The reason why 90% of the traders are losing money is because trading is a NEGATIVE, NEGATIVE sum game.
With $100 on the table that 90% of these traders lose money, how much will the 10% make? I asked a fellow trader this question, and we both felt that probably only half the amount or just $50. (Just our opinion) The other $50 disappear into the black hole of the system known as cost of trading.
All form of trading involve cost to facilitate the transaction whether you make or lose money. Rightly so because we need to pay for the services provided to ensure that the transaction is in order, safe and legal.

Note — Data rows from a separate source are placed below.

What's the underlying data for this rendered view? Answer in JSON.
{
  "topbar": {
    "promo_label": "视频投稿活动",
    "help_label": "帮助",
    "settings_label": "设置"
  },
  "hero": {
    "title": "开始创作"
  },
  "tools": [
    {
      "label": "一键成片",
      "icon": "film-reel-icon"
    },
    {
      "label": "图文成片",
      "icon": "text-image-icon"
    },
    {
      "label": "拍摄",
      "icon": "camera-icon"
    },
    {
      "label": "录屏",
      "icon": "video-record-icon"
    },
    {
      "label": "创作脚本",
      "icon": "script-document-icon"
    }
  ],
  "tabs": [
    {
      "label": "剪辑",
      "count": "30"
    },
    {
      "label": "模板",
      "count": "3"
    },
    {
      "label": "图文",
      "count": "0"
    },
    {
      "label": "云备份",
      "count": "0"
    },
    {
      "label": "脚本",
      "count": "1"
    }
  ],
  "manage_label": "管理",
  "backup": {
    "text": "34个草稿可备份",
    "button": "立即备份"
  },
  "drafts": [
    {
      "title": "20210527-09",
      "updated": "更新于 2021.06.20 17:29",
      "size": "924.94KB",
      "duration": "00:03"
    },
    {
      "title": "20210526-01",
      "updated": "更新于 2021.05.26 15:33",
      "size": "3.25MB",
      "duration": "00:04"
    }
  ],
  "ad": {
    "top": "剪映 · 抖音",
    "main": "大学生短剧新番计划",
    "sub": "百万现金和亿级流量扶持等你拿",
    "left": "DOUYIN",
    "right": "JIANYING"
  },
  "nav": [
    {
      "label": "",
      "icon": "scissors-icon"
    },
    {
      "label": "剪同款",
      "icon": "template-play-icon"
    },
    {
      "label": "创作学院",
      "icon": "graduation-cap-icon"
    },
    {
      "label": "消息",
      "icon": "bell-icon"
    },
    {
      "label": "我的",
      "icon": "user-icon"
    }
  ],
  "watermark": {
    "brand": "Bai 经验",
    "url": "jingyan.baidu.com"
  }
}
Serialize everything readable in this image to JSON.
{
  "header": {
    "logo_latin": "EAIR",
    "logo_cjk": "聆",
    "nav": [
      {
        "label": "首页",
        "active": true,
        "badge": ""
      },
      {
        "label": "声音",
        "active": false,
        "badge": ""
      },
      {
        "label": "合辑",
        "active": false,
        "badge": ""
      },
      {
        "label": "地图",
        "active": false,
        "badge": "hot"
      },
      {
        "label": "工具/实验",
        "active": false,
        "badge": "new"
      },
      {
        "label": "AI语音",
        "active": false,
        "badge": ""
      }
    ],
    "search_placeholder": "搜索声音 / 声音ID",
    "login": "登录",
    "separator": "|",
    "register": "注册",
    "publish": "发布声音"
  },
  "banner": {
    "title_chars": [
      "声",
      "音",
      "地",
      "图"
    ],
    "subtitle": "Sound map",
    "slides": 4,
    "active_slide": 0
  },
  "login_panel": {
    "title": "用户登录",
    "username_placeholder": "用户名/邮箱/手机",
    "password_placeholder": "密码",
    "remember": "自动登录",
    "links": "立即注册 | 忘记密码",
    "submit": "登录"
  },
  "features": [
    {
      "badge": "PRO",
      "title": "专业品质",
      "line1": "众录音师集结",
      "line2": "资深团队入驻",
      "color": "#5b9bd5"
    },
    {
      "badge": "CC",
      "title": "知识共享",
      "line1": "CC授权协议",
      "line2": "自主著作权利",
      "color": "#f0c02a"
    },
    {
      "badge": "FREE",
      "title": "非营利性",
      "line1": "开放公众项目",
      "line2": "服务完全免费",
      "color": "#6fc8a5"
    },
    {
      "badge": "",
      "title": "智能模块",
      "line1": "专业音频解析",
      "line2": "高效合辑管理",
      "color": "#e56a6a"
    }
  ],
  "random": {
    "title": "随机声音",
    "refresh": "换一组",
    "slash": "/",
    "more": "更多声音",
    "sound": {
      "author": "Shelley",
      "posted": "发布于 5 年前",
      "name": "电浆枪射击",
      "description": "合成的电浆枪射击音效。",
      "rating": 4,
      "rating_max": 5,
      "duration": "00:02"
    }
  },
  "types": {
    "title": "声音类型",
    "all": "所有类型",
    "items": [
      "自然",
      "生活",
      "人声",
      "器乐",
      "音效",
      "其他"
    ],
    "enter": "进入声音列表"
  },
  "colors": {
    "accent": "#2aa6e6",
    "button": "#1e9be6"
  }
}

Traders even need to pay the government tax upfront in the form of 7% GST on the comm, no running away. For professional traders, they have to declare their profits which is subjected to taxes while they can't claim a penny if they lose money the following year except carrying the losses forward. Thus, the negative negative sum game.
Some gains are considered capital gain if taken in as an investment under their personal name. It's a grey area whether one derive this income solely from trading or trading as a part timer. Best to check with the acccountant if one is making lots of money.

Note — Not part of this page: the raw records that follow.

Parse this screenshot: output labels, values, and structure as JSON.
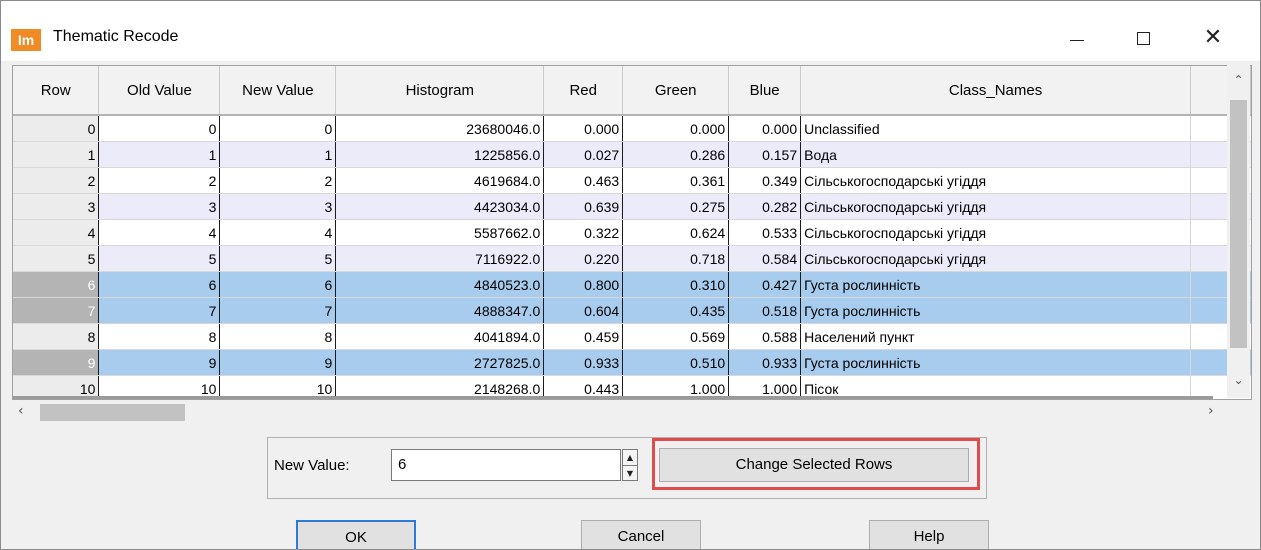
{
  "window": {
    "app_icon_text": "Im",
    "title": "Thematic Recode"
  },
  "table": {
    "columns": [
      "Row",
      "Old Value",
      "New Value",
      "Histogram",
      "Red",
      "Green",
      "Blue",
      "Class_Names"
    ],
    "rows": [
      [
        "0",
        "0",
        "0",
        "23680046.0",
        "0.000",
        "0.000",
        "0.000",
        "Unclassified"
      ],
      [
        "1",
        "1",
        "1",
        "1225856.0",
        "0.027",
        "0.286",
        "0.157",
        "Вода"
      ],
      [
        "2",
        "2",
        "2",
        "4619684.0",
        "0.463",
        "0.361",
        "0.349",
        "Сільськогосподарські угіддя"
      ],
      [
        "3",
        "3",
        "3",
        "4423034.0",
        "0.639",
        "0.275",
        "0.282",
        "Сільськогосподарські угіддя"
      ],
      [
        "4",
        "4",
        "4",
        "5587662.0",
        "0.322",
        "0.624",
        "0.533",
        "Сільськогосподарські угіддя"
      ],
      [
        "5",
        "5",
        "5",
        "7116922.0",
        "0.220",
        "0.718",
        "0.584",
        "Сільськогосподарські угіддя"
      ],
      [
        "6",
        "6",
        "6",
        "4840523.0",
        "0.800",
        "0.310",
        "0.427",
        "Густа рослинність"
      ],
      [
        "7",
        "7",
        "7",
        "4888347.0",
        "0.604",
        "0.435",
        "0.518",
        "Густа рослинність"
      ],
      [
        "8",
        "8",
        "8",
        "4041894.0",
        "0.459",
        "0.569",
        "0.588",
        "Населений пункт"
      ],
      [
        "9",
        "9",
        "9",
        "2727825.0",
        "0.933",
        "0.510",
        "0.933",
        "Густа рослинність"
      ],
      [
        "10",
        "10",
        "10",
        "2148268.0",
        "0.443",
        "1.000",
        "1.000",
        "Пісок"
      ]
    ],
    "selected_rows": [
      6,
      7,
      9
    ]
  },
  "controls": {
    "new_value_label": "New Value:",
    "new_value": "6",
    "change_button": "Change Selected Rows",
    "ok_button": "OK",
    "cancel_button": "Cancel",
    "help_button": "Help"
  },
  "colors": {
    "selection": "#a8ccee",
    "alt_row": "#ecebfa",
    "highlight_border": "#e04c4c",
    "app_icon": "#f08a24"
  }
}
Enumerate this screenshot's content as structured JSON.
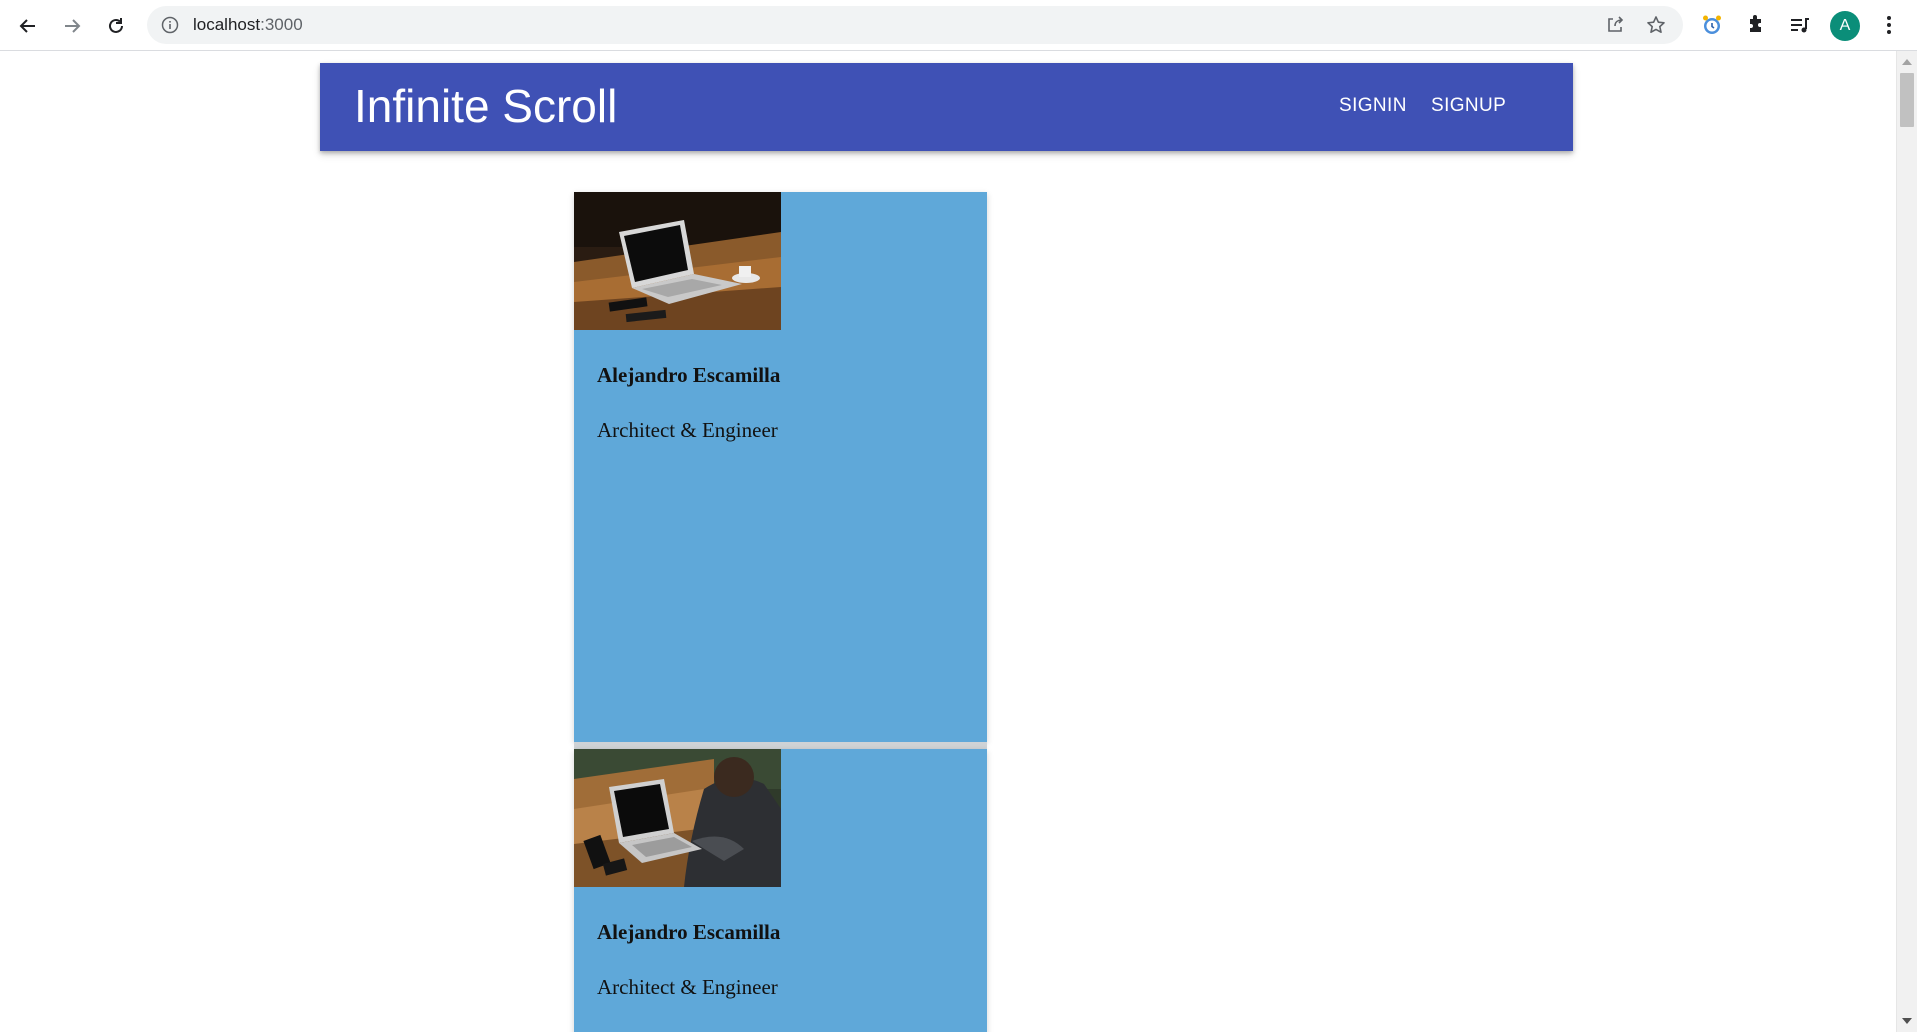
{
  "browser": {
    "url_host": "localhost",
    "url_port": ":3000",
    "profile_initial": "A",
    "colors": {
      "profile": "#0b8e79",
      "omnibox": "#f1f3f4"
    }
  },
  "app": {
    "title": "Infinite Scroll",
    "nav": {
      "signin": "SIGNIN",
      "signup": "SIGNUP"
    },
    "colors": {
      "appbar": "#3f51b5",
      "card": "#5fa8d9"
    }
  },
  "cards": [
    {
      "name": "Alejandro Escamilla",
      "role": "Architect & Engineer",
      "image": "laptop-on-table-photo"
    },
    {
      "name": "Alejandro Escamilla",
      "role": "Architect & Engineer",
      "image": "person-typing-laptop-photo"
    }
  ]
}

Understanding the cost of trading is important for a trader who should treat trading as a business.
Let's look at the transaction cost of the various instruments.

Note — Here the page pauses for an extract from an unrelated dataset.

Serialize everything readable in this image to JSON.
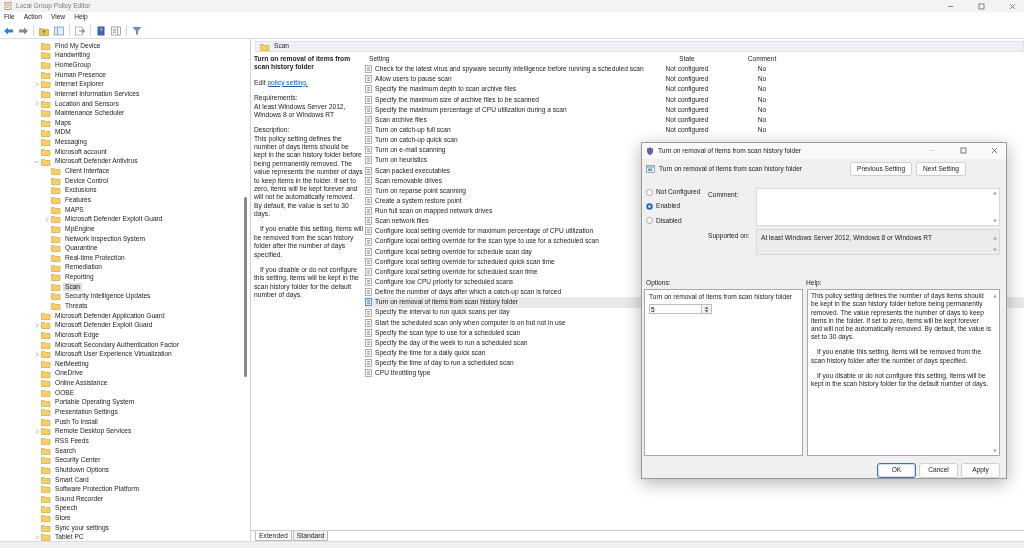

1. Property - Basically for long term investors, 1% comm for the agent, stamp duty, valuation fee and lawyer's fee making it one of the most expensive in term of transaction cost. With capital gain tax and additional stamp duty thrown in for profits made within a year, only very savvy property specuvestors having good connections with developers and inside information should flip and trade.
One major upside on property investment is the depreciating value of our money and the limited supply of land in major cities. Thus, it is one of the easiest form of long term investment, it will always go up in the long run, no worries about mismanagement compared to listed companies.
The downside of property investment is liquidity especially when the market is down with transaction taking months to complete. Sellers might be squeezed to get out if there is an urgent need for cash.
2. Stocks - Cost of trading stocks have come down tremendously over the years but still the comm from trading Singapore stocks range from 0.4% to 0.25% for retail customers. It's still quite hefty but very liquid with narrow spreads and most traders treating profits as capital gain. Professional stock traders are registered with the Stock Exchanges paying yearly membership fees with comm below 0.1% but paying taxes on their profits.
3. ETFs, CFDs and Warrants - I'm not too sure about the comm structure but I'm sure it won't be cheaper than stocks with plenty of hidden costs factor into the prices by the banks that issue them and kiss your investment goodbye if these banks fail like Lehman Brothers.
4. Forex - "No comm, the best instrument to trade", claimed a very ignorant trader brain washed by some Forex course that he had taken. In actual fact, the spread between the bid and ask price is the comm for the brokers. It's very much cheaper now to trade Forex as the Euro/US$ pair spread sometimes narrow down to 1 pip which is US$10 for a round turn of buying and selling US$100k worth of currency. While some not so liquid currency pairs have spread of more than 3 pips which is US$30 per round turn transaction.
But, in time of volatility, the spread may widen to 3 or 5 pips making the transaction rather expensive. Moreover, Forex brokers are like bucket shop where they trade against the client's order. With the advance in computer software, its easy for the brokers to take advantage of client's order without them knowing it.
Forex Brokers are not well regulated, if they collapsed, say bye bye to your money. Most firm offering Forex courses are also introducing brokers for recommending their students to the Forex Broker, earning a comm for every transaction done. Rather good recurring income.
Futures - It's the cheapest in term of transaction cost and Interactive Brokers offer the most competitive rates for retail customers.
Options - About the same comm as Futures but some strike price may not be liquid with rather wide spread from the market makers. This instrument is meant more for the professional traders.
In my next post, I shall discuss more on the cost of trading Futures compared to the other instruments.